Objective 2. To train field personnel and lead landowners in agroforestry practices in the Southeastern Region  Two 2-day training sessions based on the curricula will be conducted at Tuskegee University facility (October 23-24, 2014) and North Carolina A&T (November 20-21, 2014).Starting soon,field personnel in the Southeastern Region will be approached through the Cooperative Extension Program of land-grant universities, State Forestry Commissions, USDA/NRCS offices, and relevant community-based organizations including Federation of Southern Cooperatives. Selected lead landowners will also be included as trainees. All training materials will be used for training purposes. Agroforestry sites available at the host institutions and their outreach areas will be used for site tours, demonstrations, and hands-on activities to provide experiential learning opportunities to the trainees. All trainees will receive a package of relevant educational materials including the training manual so that they can use it while conducting field-level training sessions (field personnel) and/or implementing the selected agroforestry practices (landowners).

Impacts and Contributions/Outcomes

The impacts and contributions are yet to be observed. Expected outcomes are increase in knowledge and skills of key personnel, and trained field personnel and lead landowners on various agroforestry practices, such as importance of agroforestry practices and types of agroforestry: silvopasture, forest farming, alley cropping, riparian buffers, and windbreaks. Moreover, trainees will understand the economic, environmental, and social benefits of agroforestry systems.
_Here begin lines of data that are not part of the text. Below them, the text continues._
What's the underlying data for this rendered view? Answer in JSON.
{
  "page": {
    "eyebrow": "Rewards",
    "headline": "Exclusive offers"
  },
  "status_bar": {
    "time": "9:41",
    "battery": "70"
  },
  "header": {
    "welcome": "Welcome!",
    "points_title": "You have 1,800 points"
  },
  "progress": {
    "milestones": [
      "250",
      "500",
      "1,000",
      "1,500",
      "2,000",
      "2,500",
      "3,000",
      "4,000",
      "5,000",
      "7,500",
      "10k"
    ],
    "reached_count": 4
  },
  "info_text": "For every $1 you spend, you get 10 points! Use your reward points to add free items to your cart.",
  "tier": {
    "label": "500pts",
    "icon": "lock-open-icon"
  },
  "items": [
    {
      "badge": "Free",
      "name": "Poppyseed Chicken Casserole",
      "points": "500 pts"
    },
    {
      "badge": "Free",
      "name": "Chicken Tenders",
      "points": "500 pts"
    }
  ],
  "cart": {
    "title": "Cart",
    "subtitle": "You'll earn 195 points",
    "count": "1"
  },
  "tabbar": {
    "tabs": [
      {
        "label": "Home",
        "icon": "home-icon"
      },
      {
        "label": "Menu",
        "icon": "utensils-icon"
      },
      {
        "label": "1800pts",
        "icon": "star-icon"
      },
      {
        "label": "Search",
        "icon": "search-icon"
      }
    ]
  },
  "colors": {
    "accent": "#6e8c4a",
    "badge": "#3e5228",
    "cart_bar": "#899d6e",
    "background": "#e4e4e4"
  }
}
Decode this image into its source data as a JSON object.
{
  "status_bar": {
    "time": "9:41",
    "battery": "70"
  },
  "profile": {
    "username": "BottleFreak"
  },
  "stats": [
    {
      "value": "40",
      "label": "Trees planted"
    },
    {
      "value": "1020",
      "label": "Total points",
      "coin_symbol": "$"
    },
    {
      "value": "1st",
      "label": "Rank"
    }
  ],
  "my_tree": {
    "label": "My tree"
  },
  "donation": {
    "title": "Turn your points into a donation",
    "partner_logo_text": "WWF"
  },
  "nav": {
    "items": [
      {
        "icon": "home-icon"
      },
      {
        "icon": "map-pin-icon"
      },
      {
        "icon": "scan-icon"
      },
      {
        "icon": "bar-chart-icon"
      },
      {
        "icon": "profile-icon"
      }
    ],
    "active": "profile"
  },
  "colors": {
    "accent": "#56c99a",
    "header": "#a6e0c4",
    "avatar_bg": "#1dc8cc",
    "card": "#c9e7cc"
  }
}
They will also gain knowledge and skills on establishing and/or managing all three components of agroforestry systems (trees, crops, and/or pasture/grazing animals). Trained field personnel will conduct training for landowners using the training manual. Similarly, trained lead landowners will apply the acquired knowledge and skills to implement agroforestry practices, and also encourage fellow landowners to adopt suitable agroforestry practices. Collaborating team will organize more training based on clientele demand. Because of all these efforts and actions, there will be more adoption of suitable agroforestry practices in the Southeastern Region. Consequently, landowners will earn both short- and long-term incomes; environmental condition will be improved with milder climatic conditions, more carbon sequestration, less soil erosion, and better water quality; and biodiversity will be enhanced and wildlife habitat improved. Moreover, the capacity of collaborating institutions and field personnel will be strengthened for providing continuous Extension education to their clientele and help them make their operation more sustainable.


Dr. Nar Gurung
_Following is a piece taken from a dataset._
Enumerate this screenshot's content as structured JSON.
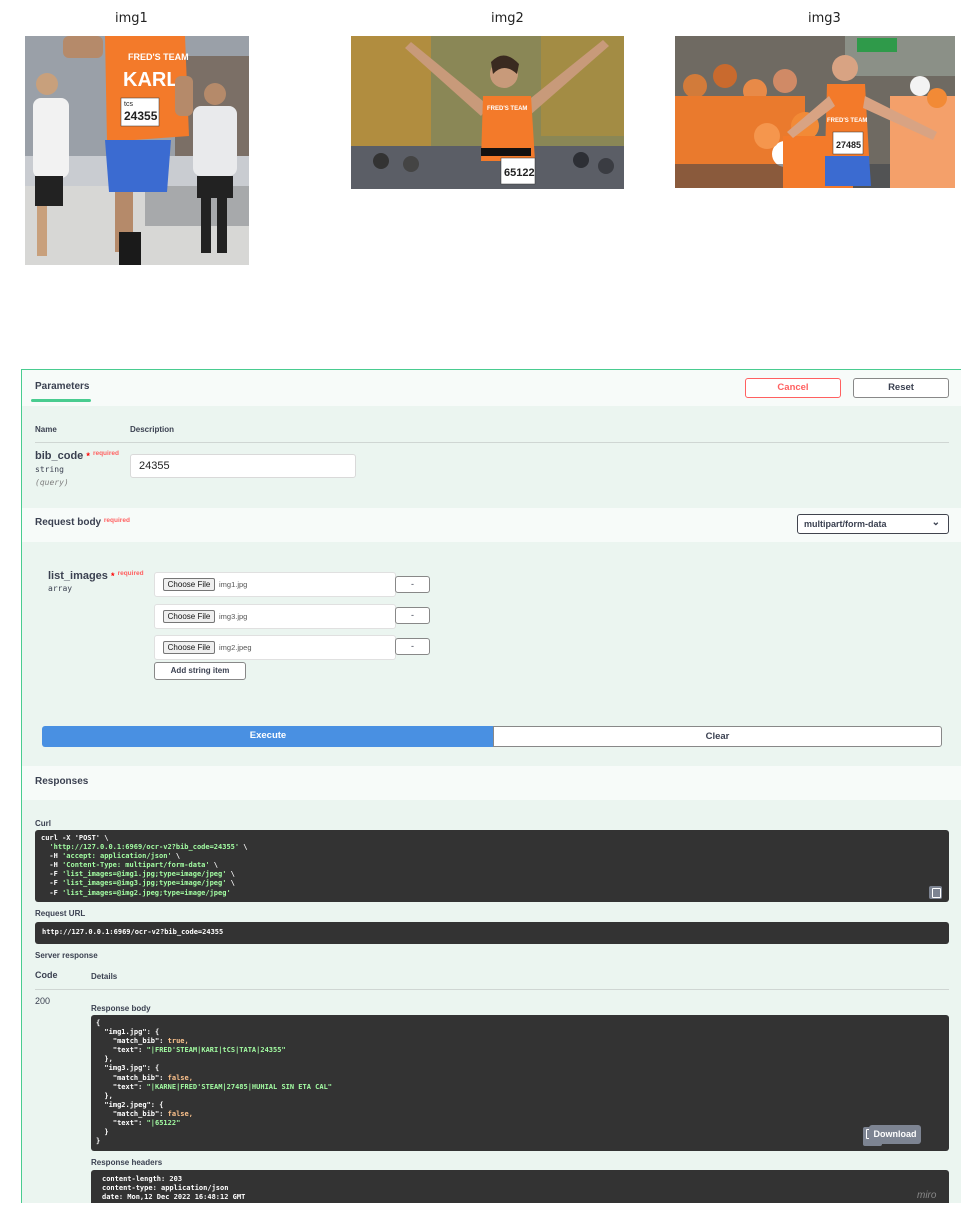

Research Associate Professor
Tuskegee University
207 Milbank Hall
Tuskegee University
Tuskegee, AL 36088
Office Phone: 3347278457
Dr. Gwendolyn Boyd
Associate Professor
Alcorn State University
1000 ASU Drive 703
Alcorn State, MS 39096-7500
Office Phone: 6018776532
Dr. Lila Karki
Agricultral Economist
Tuskegee University
201 Morrison-Mayberry Hall
Tuskegee University
Tuskegee, AL 36088
Office Phone: 3347505226
Dr. Colmore Christian
Associate Professor
Alabama A&M University
P. O. Box 1927
Normal , AL 35762
Office Phone: 2563724335
Dr. Srinivasa Mentreddy
Alabama A&M University
Department of Natural Resources and Environmental Sciences
Alabama A&M University
Normal, AL 35762
Office Phone: 2563724250
Dr. Youssouf Diabate
Assistant Professor
Tuskegee University
201 Mary Starke Harper Hall
Tuskegee University
Tuskegee , AL 36088
Office Phone: 3347244428
Dr. Oghenekome Onokpise
Florida A&M University
Perry-Paige Building
Room 204 South
Tallahassee, FL 32307
Office Phone: 8505998816
Dr. Joshua Idassi
Natural Resources Specialist
North Carolina Agricultural and Technical State University
NCAT-Cooperative Etension Program
North Carolina A&T State University
Greensboro, NC 27411
Office Phone: 3362854688